A Pirate, a Sheep, and Henry Ford walk into a Bar-B-Q…
By Toby J. Swaford
Education Coordinator, Fort Collins Museum & Discovery Science Center
With summer in full swing, it’s time to break out the grill and do some outdoor cooking.
While most folks are pondering what to throw on the grill, I of course am looking at the
scientific and historical nature of this activity.
Some may argue that the act of cooking outdoors goes back to the first guy that created
fire, only to burn his thumb, put it in his mouth and discover that it tasted better. Going
back this far may take a little longer than we have, so instead let’s look at some of the
possible origins of the term, barbeque. Whether you spell it out, or shorten it to the very

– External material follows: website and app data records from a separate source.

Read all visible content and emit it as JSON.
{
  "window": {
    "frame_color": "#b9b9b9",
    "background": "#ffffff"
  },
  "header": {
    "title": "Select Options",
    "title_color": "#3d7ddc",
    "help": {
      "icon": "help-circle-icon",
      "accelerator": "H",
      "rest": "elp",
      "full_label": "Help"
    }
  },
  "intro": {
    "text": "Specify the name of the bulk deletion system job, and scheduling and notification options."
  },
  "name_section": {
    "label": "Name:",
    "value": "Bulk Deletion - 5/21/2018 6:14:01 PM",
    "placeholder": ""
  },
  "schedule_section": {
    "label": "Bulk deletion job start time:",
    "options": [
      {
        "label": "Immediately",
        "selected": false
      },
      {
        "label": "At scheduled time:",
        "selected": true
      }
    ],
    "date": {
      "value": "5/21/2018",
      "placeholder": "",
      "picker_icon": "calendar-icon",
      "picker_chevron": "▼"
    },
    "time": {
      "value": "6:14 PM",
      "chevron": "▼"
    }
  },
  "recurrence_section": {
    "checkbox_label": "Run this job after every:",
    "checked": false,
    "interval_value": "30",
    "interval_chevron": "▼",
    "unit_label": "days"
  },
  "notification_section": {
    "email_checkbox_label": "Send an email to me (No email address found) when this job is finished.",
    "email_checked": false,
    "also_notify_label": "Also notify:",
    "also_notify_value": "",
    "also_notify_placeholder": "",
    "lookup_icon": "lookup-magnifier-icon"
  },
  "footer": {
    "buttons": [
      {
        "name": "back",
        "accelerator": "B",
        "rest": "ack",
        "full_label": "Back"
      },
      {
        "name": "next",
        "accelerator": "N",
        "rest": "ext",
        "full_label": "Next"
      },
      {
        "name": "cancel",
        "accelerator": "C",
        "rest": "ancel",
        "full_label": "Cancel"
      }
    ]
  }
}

American Bar-B-Q, it’s still a fairly odd sounding word – so, where did it originate?
Like many words, its etymology is up for debate, but here’s one version of its
introduction into current usage. The custom of slow cooking over low heat was known as
bucan on the island of Hispaniola, through consonant migration as the word was
introduced into different cultures the phrase shifted to, barbacan, barbacoa and
Some theories have the modern barbeque coming from the French, barbe meaning
whiskers and queue which translates to tail, the combined barbe a queue literally
translating to mean from whiskers to tail, the part of the animal usually cooked over the
fire pit. Interestingly, most word scholars disagree with this account. The French did
however use the original bucan to describe the criminals that escaped to Hispaniola as
buccaneers, so named for the style of cooking popular to the region. It wouldn’t take long
before the phrase buccaneer was synonymous with pirate.
Another item associated with outdoor cooking is charcoal, which brings us to the
technical bit. Charcoal is created in a process known as pyrolysis, the scientific term for
heating wood or other organic material in the absence of oxygen. What this slow, low